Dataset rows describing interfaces
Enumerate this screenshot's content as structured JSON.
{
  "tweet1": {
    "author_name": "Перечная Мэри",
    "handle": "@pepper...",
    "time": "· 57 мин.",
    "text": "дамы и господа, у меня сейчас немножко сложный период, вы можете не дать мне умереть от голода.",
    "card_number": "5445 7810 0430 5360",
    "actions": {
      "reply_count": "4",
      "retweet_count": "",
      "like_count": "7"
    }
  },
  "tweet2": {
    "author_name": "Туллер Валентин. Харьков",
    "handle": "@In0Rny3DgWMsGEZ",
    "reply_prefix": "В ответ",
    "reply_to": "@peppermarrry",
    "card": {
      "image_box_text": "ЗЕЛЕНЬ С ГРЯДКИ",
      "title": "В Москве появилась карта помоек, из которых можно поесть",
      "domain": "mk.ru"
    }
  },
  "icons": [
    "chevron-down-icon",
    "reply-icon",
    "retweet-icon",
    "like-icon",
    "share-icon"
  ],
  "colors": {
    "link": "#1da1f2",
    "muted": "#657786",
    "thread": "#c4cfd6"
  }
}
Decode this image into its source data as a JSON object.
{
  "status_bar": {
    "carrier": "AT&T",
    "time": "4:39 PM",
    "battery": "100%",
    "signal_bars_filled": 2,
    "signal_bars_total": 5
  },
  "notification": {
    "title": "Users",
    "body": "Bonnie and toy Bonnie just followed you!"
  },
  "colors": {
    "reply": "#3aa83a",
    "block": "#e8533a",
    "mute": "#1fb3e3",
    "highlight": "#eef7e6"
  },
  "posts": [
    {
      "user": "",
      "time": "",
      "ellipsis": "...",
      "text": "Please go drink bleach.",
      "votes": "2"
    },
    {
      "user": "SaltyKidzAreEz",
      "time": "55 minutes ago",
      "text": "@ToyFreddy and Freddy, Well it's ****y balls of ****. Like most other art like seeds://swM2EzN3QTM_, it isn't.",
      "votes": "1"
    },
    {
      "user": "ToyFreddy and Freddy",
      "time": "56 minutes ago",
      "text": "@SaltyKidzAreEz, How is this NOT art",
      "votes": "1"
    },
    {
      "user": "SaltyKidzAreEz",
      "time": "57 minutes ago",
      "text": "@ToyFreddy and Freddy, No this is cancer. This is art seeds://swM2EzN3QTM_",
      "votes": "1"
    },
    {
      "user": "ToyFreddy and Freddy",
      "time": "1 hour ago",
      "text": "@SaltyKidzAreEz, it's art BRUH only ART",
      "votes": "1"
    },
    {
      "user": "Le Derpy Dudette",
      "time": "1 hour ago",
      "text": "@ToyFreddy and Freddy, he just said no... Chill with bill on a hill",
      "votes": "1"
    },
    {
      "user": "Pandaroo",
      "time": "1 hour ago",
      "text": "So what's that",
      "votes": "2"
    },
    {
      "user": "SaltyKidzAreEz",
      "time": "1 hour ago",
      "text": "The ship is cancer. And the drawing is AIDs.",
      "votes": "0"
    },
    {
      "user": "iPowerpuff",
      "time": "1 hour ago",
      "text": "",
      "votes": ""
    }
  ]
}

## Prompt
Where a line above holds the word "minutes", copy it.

## Exercise response
      "time": "55 minutes ago",
      "time": "56 minutes ago",
      "time": "57 minutes ago",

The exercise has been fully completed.